== Segment start ==
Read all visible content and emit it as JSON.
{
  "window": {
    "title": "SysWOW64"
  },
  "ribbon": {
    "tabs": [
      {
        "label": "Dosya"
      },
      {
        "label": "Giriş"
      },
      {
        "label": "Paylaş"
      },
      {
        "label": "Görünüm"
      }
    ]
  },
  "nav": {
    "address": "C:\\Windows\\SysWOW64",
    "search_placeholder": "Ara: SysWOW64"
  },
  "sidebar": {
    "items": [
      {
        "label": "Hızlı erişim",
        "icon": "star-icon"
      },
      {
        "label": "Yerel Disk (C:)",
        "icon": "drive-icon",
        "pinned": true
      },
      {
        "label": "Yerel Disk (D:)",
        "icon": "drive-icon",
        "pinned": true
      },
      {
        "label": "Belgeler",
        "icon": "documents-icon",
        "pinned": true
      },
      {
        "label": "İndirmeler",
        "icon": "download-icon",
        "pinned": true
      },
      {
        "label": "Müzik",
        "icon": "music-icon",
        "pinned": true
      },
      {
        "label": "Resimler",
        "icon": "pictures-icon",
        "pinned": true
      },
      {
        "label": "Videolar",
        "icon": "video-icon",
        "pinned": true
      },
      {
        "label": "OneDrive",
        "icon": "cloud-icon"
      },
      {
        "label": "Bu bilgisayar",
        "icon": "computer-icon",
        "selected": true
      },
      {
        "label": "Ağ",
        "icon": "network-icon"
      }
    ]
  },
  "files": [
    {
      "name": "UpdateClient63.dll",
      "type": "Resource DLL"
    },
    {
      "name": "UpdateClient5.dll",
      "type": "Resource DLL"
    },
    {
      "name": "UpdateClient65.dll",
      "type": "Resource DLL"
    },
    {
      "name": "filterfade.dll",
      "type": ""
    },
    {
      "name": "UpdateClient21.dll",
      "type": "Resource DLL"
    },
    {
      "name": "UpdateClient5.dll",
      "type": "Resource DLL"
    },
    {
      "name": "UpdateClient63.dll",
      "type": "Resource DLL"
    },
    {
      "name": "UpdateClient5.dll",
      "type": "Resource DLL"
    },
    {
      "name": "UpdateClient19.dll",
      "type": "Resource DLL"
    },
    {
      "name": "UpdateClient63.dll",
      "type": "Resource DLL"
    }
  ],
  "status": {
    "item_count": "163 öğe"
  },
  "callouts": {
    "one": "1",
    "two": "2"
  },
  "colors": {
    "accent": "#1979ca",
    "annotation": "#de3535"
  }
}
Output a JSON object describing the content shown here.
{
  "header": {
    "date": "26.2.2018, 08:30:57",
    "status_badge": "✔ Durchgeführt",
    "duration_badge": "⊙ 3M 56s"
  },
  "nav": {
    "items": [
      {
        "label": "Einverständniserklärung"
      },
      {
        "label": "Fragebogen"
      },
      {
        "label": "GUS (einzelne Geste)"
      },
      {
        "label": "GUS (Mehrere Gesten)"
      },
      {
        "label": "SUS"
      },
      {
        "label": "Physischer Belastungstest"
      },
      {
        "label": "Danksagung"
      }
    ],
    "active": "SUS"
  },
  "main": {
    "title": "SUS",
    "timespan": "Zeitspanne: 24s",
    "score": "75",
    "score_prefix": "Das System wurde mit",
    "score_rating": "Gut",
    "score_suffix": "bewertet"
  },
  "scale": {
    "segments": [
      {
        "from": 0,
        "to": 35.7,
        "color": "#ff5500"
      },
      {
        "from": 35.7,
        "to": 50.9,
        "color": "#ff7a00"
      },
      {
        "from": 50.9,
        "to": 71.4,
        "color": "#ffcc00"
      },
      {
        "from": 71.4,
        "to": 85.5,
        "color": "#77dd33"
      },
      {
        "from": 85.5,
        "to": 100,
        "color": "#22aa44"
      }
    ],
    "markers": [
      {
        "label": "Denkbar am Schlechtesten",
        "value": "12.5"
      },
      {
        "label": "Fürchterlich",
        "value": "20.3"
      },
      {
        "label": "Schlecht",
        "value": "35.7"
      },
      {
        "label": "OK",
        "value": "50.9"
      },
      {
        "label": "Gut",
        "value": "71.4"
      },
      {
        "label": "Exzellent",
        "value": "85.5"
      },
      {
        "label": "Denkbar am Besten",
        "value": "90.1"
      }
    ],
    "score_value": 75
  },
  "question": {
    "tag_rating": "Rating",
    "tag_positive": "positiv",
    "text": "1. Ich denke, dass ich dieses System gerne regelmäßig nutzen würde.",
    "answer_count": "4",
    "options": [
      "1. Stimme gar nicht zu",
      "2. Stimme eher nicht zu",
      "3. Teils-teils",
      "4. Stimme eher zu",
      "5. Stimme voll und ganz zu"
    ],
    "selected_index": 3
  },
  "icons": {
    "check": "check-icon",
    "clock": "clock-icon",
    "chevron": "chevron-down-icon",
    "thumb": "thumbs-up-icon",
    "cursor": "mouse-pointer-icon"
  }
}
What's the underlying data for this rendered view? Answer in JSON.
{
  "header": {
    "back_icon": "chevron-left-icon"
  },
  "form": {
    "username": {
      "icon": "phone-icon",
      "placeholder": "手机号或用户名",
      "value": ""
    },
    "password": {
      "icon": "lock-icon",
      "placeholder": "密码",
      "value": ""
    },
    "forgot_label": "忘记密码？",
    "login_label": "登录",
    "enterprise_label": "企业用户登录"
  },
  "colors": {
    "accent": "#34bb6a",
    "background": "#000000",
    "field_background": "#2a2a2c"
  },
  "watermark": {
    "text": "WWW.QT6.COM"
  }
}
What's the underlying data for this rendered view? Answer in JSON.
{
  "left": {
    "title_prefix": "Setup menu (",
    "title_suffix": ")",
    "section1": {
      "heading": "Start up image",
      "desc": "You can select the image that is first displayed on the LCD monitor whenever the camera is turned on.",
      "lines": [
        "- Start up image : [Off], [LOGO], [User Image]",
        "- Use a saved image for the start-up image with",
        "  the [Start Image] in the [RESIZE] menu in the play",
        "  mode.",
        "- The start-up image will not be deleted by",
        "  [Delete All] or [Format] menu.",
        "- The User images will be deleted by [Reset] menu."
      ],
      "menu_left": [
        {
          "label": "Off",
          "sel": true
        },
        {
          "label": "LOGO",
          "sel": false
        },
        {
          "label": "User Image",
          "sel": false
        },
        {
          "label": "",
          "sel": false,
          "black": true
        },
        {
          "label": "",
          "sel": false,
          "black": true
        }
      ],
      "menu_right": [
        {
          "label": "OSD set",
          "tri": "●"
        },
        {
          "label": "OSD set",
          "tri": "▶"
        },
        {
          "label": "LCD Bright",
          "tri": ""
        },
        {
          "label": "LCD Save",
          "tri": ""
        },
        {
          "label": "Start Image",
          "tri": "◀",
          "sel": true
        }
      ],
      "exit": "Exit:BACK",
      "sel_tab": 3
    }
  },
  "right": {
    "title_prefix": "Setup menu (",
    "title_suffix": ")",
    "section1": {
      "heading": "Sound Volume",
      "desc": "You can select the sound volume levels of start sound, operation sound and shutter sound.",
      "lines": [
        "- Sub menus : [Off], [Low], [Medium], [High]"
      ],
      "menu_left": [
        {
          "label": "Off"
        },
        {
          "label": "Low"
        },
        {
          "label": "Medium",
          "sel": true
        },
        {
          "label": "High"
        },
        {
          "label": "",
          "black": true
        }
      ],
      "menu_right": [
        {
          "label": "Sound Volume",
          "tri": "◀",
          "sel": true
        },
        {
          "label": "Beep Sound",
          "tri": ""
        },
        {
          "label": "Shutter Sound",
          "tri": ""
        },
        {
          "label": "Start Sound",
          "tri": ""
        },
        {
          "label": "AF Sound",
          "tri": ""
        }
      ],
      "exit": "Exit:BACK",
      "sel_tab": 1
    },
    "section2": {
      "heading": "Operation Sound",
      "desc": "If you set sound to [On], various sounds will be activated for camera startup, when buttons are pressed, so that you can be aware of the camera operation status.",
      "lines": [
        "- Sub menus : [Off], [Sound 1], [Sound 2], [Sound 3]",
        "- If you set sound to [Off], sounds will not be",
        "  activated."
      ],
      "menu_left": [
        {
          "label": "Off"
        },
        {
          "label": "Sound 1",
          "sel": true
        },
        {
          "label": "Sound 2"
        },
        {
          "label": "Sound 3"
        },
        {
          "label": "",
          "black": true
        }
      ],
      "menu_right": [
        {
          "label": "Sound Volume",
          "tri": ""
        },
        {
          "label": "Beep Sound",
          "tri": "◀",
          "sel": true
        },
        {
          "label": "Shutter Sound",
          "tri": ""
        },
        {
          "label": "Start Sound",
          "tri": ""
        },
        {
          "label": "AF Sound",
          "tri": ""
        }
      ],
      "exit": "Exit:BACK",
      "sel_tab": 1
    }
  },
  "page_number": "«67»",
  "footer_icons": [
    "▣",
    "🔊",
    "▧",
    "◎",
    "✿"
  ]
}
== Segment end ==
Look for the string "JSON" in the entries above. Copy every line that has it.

Read all visible content and emit it as JSON.
Output a JSON object describing the content shown here.
What's the underlying data for this rendered view? Answer in JSON.
What's the underlying data for this rendered view? Answer in JSON.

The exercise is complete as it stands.